Currently I am teaching the Modeling CASTLE curriculum. The idea was to have students start with a conceptual understanding of electrical charge before inundating them with the math-heavy mechanics unit in the spring.

The modeling curriculum/method is great for how to teach students the fundamental principles and models of physics, however at the end of the day, I still cannot answer the students when they ask me, "Why do we need to know this?"

I can give them a general answer such as, "Electricity is everywhere. Your cell phone, wifi, snapchat, heater, and refrigerator all exists through an understanding of electricity." I think it is difficult because I cannot directly point to a specific problem in their lives. There are just many concepts and applications that I don't understand and wonder about.

I wonder.…

"Why does my phone battery get hot for certain objects?"

"Why do rechargeable batteries decrease in their live with the number of charges?"

"How is data transferred through the air?"

*Binary-->Hexadecimal-->Machine Code-->Programming Language

*Waves- Frequency Modulation(FM) and Amplitude Modification (AM)

I think I get caught up in all the information and explanations that I do not know. Rather than seeing "what I don't know" as an opportunity to wonder and learn, I have been reacting out of fear and insecurity. I mentioned the imposter syndrome in one of my earlier reflections. The imposter syndrome is the idea that I am not a good enough teacher and I will be found out.

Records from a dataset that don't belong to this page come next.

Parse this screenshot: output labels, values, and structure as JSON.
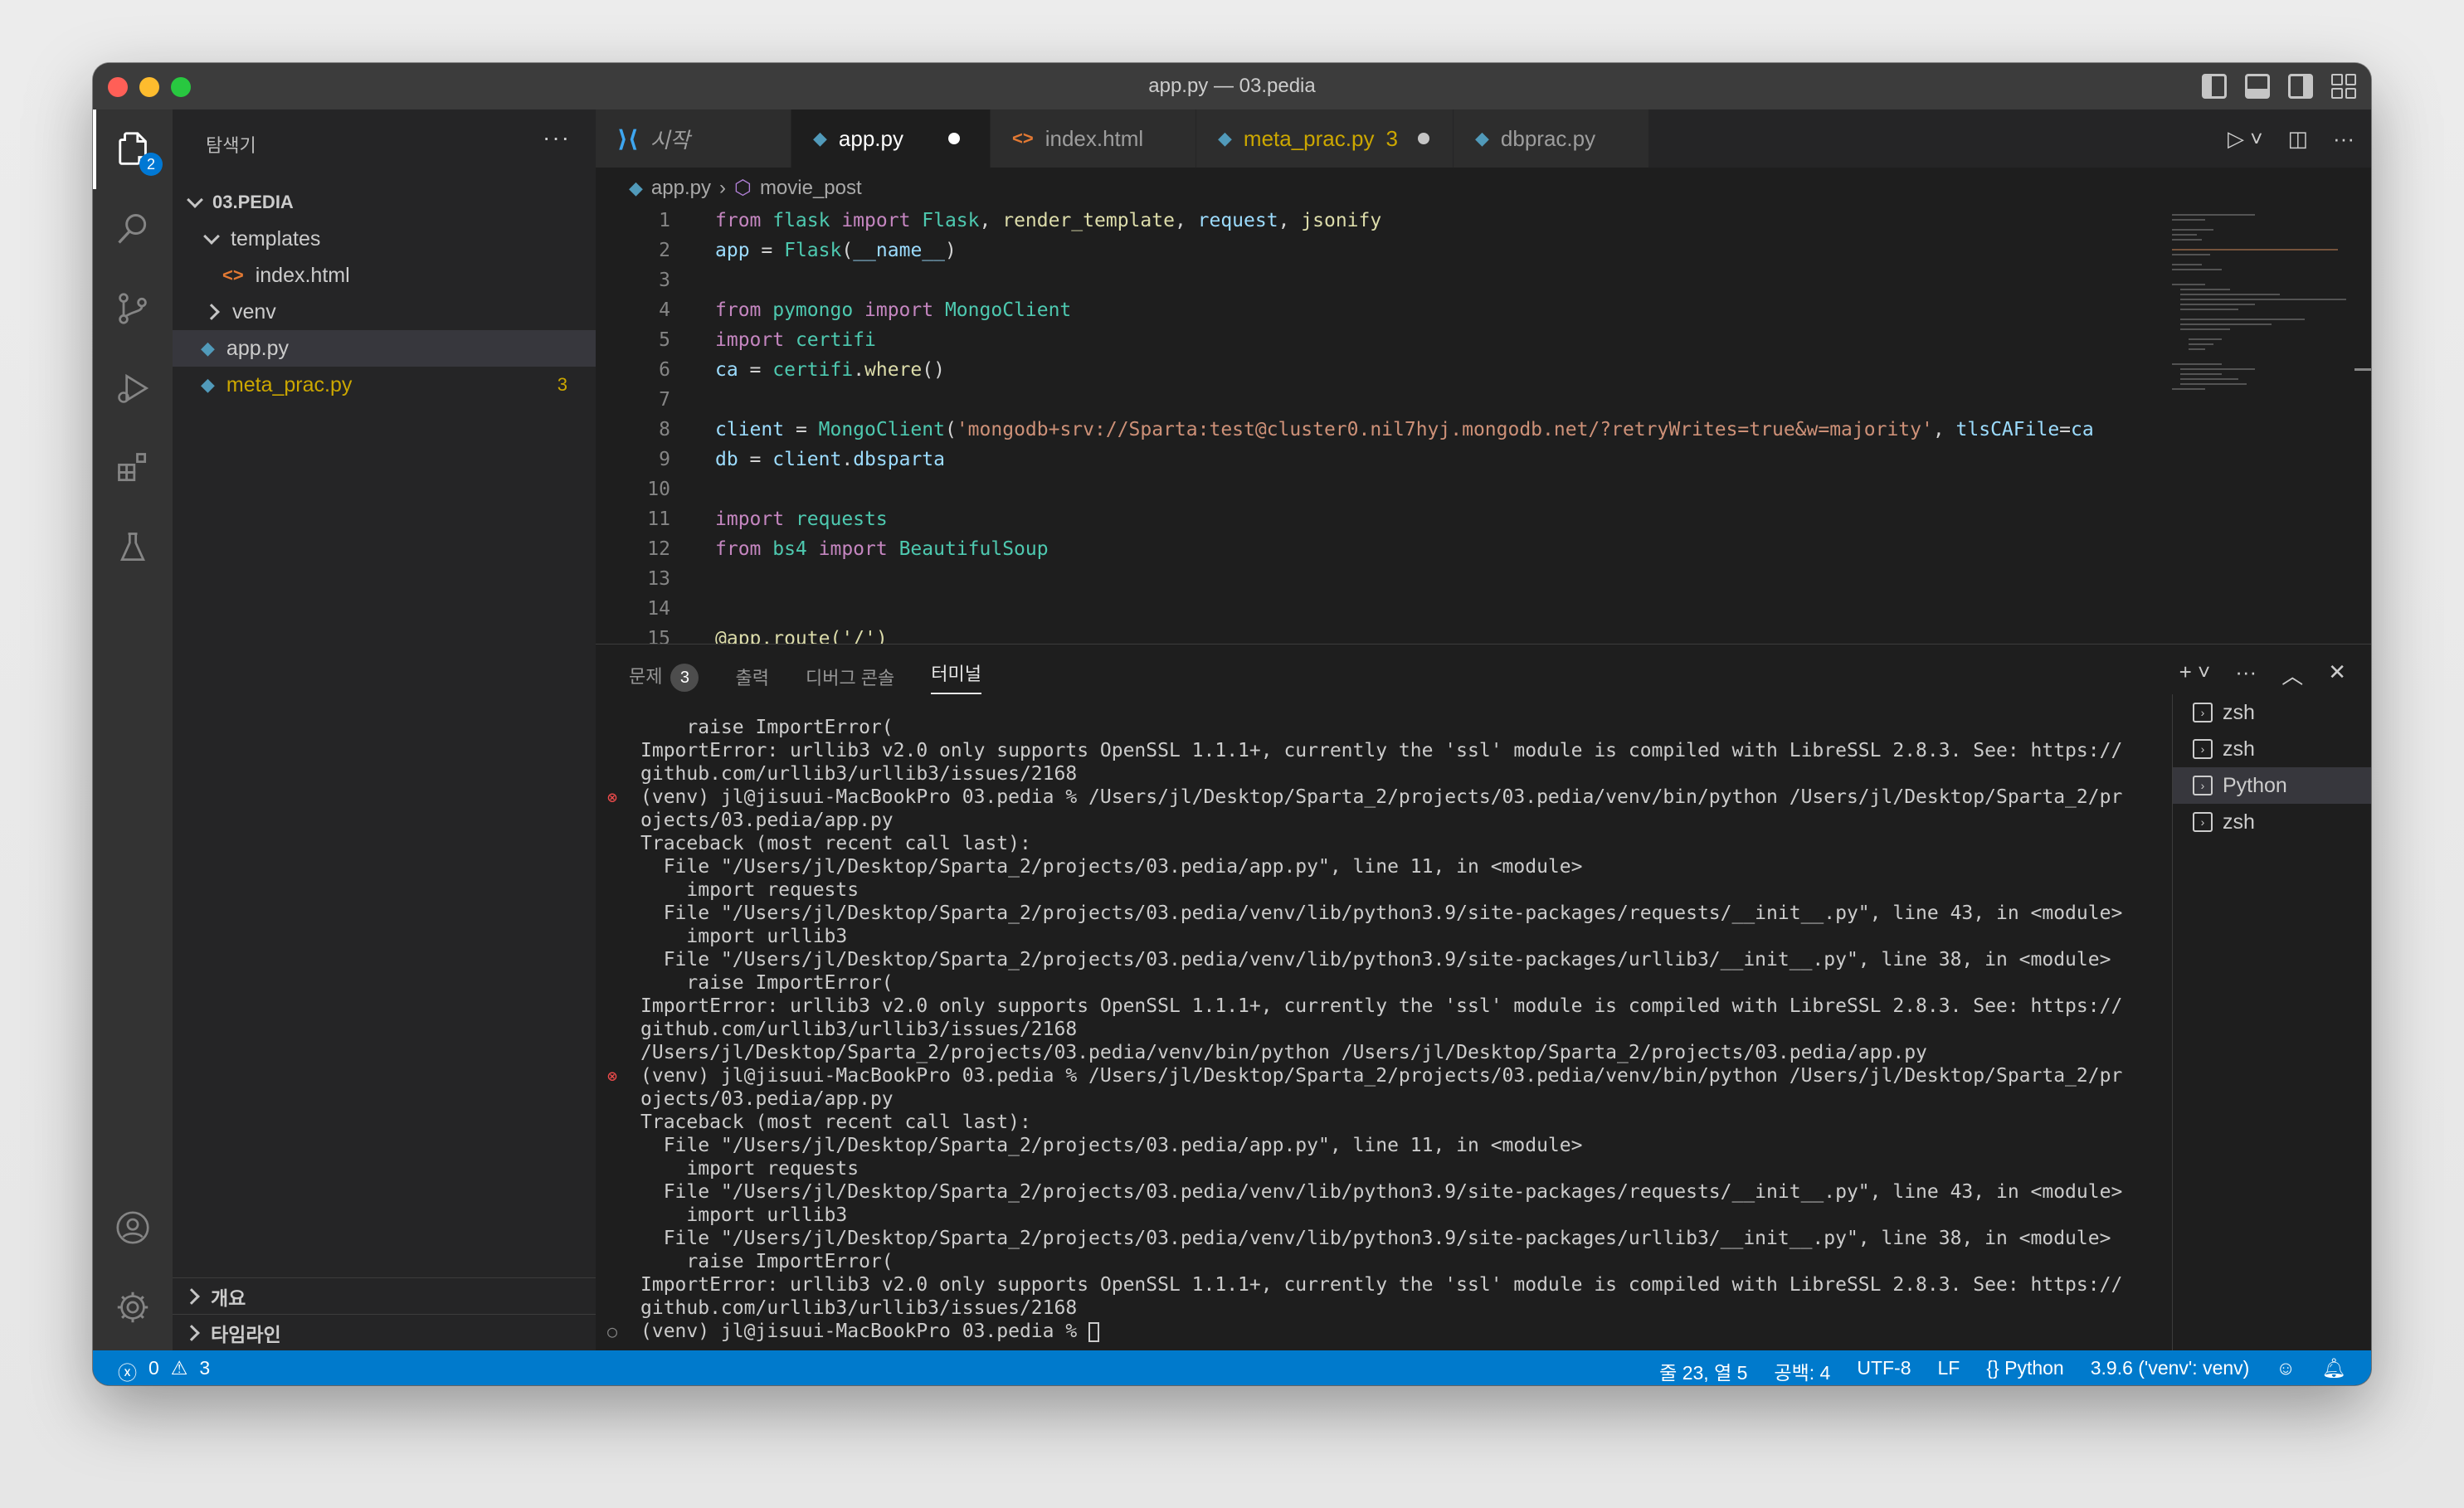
{
  "window": {
    "title": "app.py — 03.pedia"
  },
  "activity": {
    "explorer_badge": "2"
  },
  "sidebar": {
    "header": "탐색기",
    "more": "···",
    "root": "03.PEDIA",
    "items": [
      {
        "label": "templates",
        "type": "folder",
        "expanded": true
      },
      {
        "label": "index.html",
        "type": "html-file"
      },
      {
        "label": "venv",
        "type": "folder",
        "expanded": false
      },
      {
        "label": "app.py",
        "type": "py-file",
        "selected": true
      },
      {
        "label": "meta_prac.py",
        "type": "py-file",
        "problems": "3",
        "color": "#cca700"
      }
    ],
    "outline": "개요",
    "timeline": "타임라인"
  },
  "tabs": [
    {
      "label": "시작",
      "icon": "vscode-icon"
    },
    {
      "label": "app.py",
      "icon": "python-icon",
      "active": true,
      "modified": true
    },
    {
      "label": "index.html",
      "icon": "html-icon"
    },
    {
      "label": "meta_prac.py",
      "icon": "python-icon",
      "problems": "3",
      "modified": true
    },
    {
      "label": "dbprac.py",
      "icon": "python-icon"
    }
  ],
  "breadcrumb": {
    "file": "app.py",
    "symbol": "movie_post"
  },
  "code": {
    "line_numbers": [
      "1",
      "2",
      "3",
      "4",
      "5",
      "6",
      "7",
      "8",
      "9",
      "10",
      "11",
      "12",
      "13",
      "14",
      "15"
    ],
    "l1": {
      "a": "from",
      "b": " flask ",
      "c": "import",
      "d": " Flask",
      "e": ", ",
      "f": "render_template",
      "g": ", ",
      "h": "request",
      "i": ", ",
      "j": "jsonify"
    },
    "l2": {
      "a": "app",
      "b": " = ",
      "c": "Flask",
      "d": "(",
      "e": "__name__",
      "f": ")"
    },
    "l4": {
      "a": "from",
      "b": " pymongo ",
      "c": "import",
      "d": " MongoClient"
    },
    "l5": {
      "a": "import",
      "b": " certifi"
    },
    "l6": {
      "a": "ca",
      "b": " = ",
      "c": "certifi",
      "d": ".",
      "e": "where",
      "f": "()"
    },
    "l8": {
      "a": "client",
      "b": " = ",
      "c": "MongoClient",
      "d": "(",
      "e": "'mongodb+srv://Sparta:test@cluster0.nil7hyj.mongodb.net/?retryWrites=true&w=majority'",
      "f": ", ",
      "g": "tlsCAFile",
      "h": "=",
      "i": "ca"
    },
    "l9": {
      "a": "db",
      "b": " = ",
      "c": "client",
      "d": ".",
      "e": "dbsparta"
    },
    "l11": {
      "a": "import",
      "b": " requests"
    },
    "l12": {
      "a": "from",
      "b": " bs4 ",
      "c": "import",
      "d": " BeautifulSoup"
    },
    "l15": {
      "a": "@app.route('/')"
    }
  },
  "panel": {
    "tabs": [
      "문제",
      "출력",
      "디버그 콘솔",
      "터미널"
    ],
    "problems_count": "3",
    "active_tab": "터미널"
  },
  "terminal": {
    "lines": [
      {
        "text": "    raise ImportError(",
        "marker": ""
      },
      {
        "text": "ImportError: urllib3 v2.0 only supports OpenSSL 1.1.1+, currently the 'ssl' module is compiled with LibreSSL 2.8.3. See: https://",
        "marker": ""
      },
      {
        "text": "github.com/urllib3/urllib3/issues/2168",
        "marker": ""
      },
      {
        "text": "(venv) jl@jisuui-MacBookPro 03.pedia % /Users/jl/Desktop/Sparta_2/projects/03.pedia/venv/bin/python /Users/jl/Desktop/Sparta_2/pr",
        "marker": "error"
      },
      {
        "text": "ojects/03.pedia/app.py",
        "marker": ""
      },
      {
        "text": "Traceback (most recent call last):",
        "marker": ""
      },
      {
        "text": "  File \"/Users/jl/Desktop/Sparta_2/projects/03.pedia/app.py\", line 11, in <module>",
        "marker": ""
      },
      {
        "text": "    import requests",
        "marker": ""
      },
      {
        "text": "  File \"/Users/jl/Desktop/Sparta_2/projects/03.pedia/venv/lib/python3.9/site-packages/requests/__init__.py\", line 43, in <module>",
        "marker": ""
      },
      {
        "text": "    import urllib3",
        "marker": ""
      },
      {
        "text": "  File \"/Users/jl/Desktop/Sparta_2/projects/03.pedia/venv/lib/python3.9/site-packages/urllib3/__init__.py\", line 38, in <module>",
        "marker": ""
      },
      {
        "text": "    raise ImportError(",
        "marker": ""
      },
      {
        "text": "ImportError: urllib3 v2.0 only supports OpenSSL 1.1.1+, currently the 'ssl' module is compiled with LibreSSL 2.8.3. See: https://",
        "marker": ""
      },
      {
        "text": "github.com/urllib3/urllib3/issues/2168",
        "marker": ""
      },
      {
        "text": "/Users/jl/Desktop/Sparta_2/projects/03.pedia/venv/bin/python /Users/jl/Desktop/Sparta_2/projects/03.pedia/app.py",
        "marker": ""
      },
      {
        "text": "(venv) jl@jisuui-MacBookPro 03.pedia % /Users/jl/Desktop/Sparta_2/projects/03.pedia/venv/bin/python /Users/jl/Desktop/Sparta_2/pr",
        "marker": "error"
      },
      {
        "text": "ojects/03.pedia/app.py",
        "marker": ""
      },
      {
        "text": "Traceback (most recent call last):",
        "marker": ""
      },
      {
        "text": "  File \"/Users/jl/Desktop/Sparta_2/projects/03.pedia/app.py\", line 11, in <module>",
        "marker": ""
      },
      {
        "text": "    import requests",
        "marker": ""
      },
      {
        "text": "  File \"/Users/jl/Desktop/Sparta_2/projects/03.pedia/venv/lib/python3.9/site-packages/requests/__init__.py\", line 43, in <module>",
        "marker": ""
      },
      {
        "text": "    import urllib3",
        "marker": ""
      },
      {
        "text": "  File \"/Users/jl/Desktop/Sparta_2/projects/03.pedia/venv/lib/python3.9/site-packages/urllib3/__init__.py\", line 38, in <module>",
        "marker": ""
      },
      {
        "text": "    raise ImportError(",
        "marker": ""
      },
      {
        "text": "ImportError: urllib3 v2.0 only supports OpenSSL 1.1.1+, currently the 'ssl' module is compiled with LibreSSL 2.8.3. See: https://",
        "marker": ""
      },
      {
        "text": "github.com/urllib3/urllib3/issues/2168",
        "marker": ""
      },
      {
        "text": "(venv) jl@jisuui-MacBookPro 03.pedia % ",
        "marker": "prompt"
      }
    ],
    "sessions": [
      {
        "label": "zsh"
      },
      {
        "label": "zsh"
      },
      {
        "label": "Python",
        "selected": true
      },
      {
        "label": "zsh"
      }
    ]
  },
  "status": {
    "errors": "0",
    "warnings": "3",
    "position": "줄 23, 열 5",
    "spaces": "공백: 4",
    "encoding": "UTF-8",
    "eol": "LF",
    "language": "Python",
    "interpreter": "3.9.6 ('venv': venv)"
  },
  "colors": {
    "accent": "#007acc",
    "editor_bg": "#1e1e1e",
    "sidebar_bg": "#252526",
    "activity_bg": "#333333",
    "warning": "#cca700",
    "error": "#f14c4c"
  }
}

I will have to work on accepting my imperfections and limitations so that I can keep moving forwards and taking risks. (IB learner profile trait).

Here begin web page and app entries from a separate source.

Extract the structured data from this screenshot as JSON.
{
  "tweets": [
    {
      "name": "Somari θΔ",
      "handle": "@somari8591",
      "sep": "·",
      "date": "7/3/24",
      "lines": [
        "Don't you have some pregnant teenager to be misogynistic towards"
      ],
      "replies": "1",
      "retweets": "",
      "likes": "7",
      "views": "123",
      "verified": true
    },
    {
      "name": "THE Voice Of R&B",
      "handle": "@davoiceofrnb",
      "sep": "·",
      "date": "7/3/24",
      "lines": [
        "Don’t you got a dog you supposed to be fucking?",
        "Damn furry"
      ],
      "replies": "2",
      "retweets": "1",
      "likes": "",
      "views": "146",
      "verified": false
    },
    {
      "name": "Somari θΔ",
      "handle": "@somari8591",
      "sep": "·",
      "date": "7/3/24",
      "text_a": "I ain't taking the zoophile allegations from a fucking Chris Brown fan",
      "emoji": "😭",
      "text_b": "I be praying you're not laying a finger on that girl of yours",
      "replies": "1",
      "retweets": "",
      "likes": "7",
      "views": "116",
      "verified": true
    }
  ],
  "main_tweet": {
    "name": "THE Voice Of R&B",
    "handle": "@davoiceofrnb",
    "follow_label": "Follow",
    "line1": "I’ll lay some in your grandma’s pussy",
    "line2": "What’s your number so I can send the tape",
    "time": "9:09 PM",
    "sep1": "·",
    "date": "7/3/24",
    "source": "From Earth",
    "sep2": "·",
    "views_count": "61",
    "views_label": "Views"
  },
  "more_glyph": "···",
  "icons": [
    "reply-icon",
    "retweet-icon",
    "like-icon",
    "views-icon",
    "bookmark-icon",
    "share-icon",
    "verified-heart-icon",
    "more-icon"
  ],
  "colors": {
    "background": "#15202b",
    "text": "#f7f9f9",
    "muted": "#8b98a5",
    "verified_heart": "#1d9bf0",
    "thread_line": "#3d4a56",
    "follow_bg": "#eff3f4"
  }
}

The whole point of this "modeling curriculum" and my Imagine IT project about scientific models was get students to think about different ways to represent their thinking.

Why do I think that two objects, ideas, or phenomena are related?

How do objects and ideas interact with each other?

How can we design experiments to describe the nuances of these interactions?

I think I have lost some of my initial goal because I haven't been explicitly instructing students about the modeling terminology and methods. Students are not clear on WHY we are doing labs and using discussions to come to a consensus.

How do I give my students a WHY? I can learn more about them individually to look for connections to the content. I could find general applications for the skills they are learning through the modeling pedagogy.

Rather than go "off the cuff" maybe I need to sit down and write out how these modeling skills will translate to every other content area and then every career. This will give me a quick reference to give to students. Then I can start thinking of smaller and more specific problems to their teenage lives in an IB school in Chicago.

I got lost an unfocused because I scrambling to learn the curriculum a day or two before I teach it to the students. So it seems that I just need to put in a little more legwork and learn the curriculum one or two more days ahead so I can relax and reflect on the work once or twice before I teach the material for the first time.

--> review, revise, and reteach the modeling method and why we are doing it.

--> explicitly teach CLAIM, EVIDENCE, REASONING explanations

-->EXPLICTLY TEACH: Evidence-->Reasoning-->Claim when doing experiments.

-->Explicitly teach the individual modeling skills and assess for them.

-->Create 3D visualizations for VR with ThinkLink

Here are some resources I am working on and looking through for instruction around Claim, Evidence, and Reasoning

- How to ask questions.
- How to assess how testable a question is.
- Design an experiment
- What tools do we use to measure__________?
- What units do we use to describe __________?
- How many trials?
- How many settings for the IV?

- Collect Data
- Analyze Data
- Interpret Data
- Multiple Representations of Data
- Explain logical conclusions
- Communicate in small groups
- Communicate in large group discussions to arrive at a consensus.

*These tend to align with the NGSS Science and Engineering Practices, the MYP Science Criterion B: Inquiring and Designing, and Criterion C: Processing and Evaluating.